Results of these studies are expected by 2023, and if outcomes are positive, then they would be expanded to involve around one million participants across 2024 and 2025.
Reader Q&A: How does radiation kill cancer if it causes cancer?
Asked by: Odysseus Ray Lopez, US
It’s rather like the way guns can be used to commit crime, or stop it. Radiation causes cancer because its high-energy photons can cause breaks in the DNA strands in your cells. Cells can repair this damage up to a point, but sometimes the repair isn’t perfect and leaves some genes defective.
If the break affects one of the many tumour-suppressing genes in your DNA, that cell can become cancerous. But cancer cells are also more vulnerable to radiation than ordinary cells. Part of what makes them cancer cells is their ability to divide rapidly and this normally means that some of the DNA ‘spellcheck’ mechanisms are turned off.
So when a cancer cell suffers a break in a DNA strand, it’s less likely to repair it correctly. Depending where the break occurs, it might either kill the cell outright, or make it reproduce more slowly.

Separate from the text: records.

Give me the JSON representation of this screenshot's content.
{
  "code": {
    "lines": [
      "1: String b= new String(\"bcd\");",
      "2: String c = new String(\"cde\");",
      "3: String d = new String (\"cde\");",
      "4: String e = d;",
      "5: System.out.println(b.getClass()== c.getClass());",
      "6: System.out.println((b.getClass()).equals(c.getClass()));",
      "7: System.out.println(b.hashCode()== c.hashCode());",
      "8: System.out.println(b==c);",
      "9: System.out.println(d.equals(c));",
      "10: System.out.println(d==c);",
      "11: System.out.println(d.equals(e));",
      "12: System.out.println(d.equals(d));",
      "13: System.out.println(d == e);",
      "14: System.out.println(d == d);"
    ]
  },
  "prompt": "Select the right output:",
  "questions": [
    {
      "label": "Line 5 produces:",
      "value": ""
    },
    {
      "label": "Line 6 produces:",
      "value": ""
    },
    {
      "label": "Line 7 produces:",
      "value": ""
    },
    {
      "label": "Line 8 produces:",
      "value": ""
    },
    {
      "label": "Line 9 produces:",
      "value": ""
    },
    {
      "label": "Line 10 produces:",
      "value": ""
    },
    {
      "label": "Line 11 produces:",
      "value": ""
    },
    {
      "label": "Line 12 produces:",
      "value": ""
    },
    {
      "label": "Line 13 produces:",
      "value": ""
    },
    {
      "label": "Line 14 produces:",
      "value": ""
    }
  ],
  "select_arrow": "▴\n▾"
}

Radiation therapy uses a focused beam that is aimed at just the part of the body with the tumour, and the dose is carefully calculated to cause the minimum collateral damage to healthy cells. Even so, radiation therapy does very slightly increase your chances of developing a second cancer.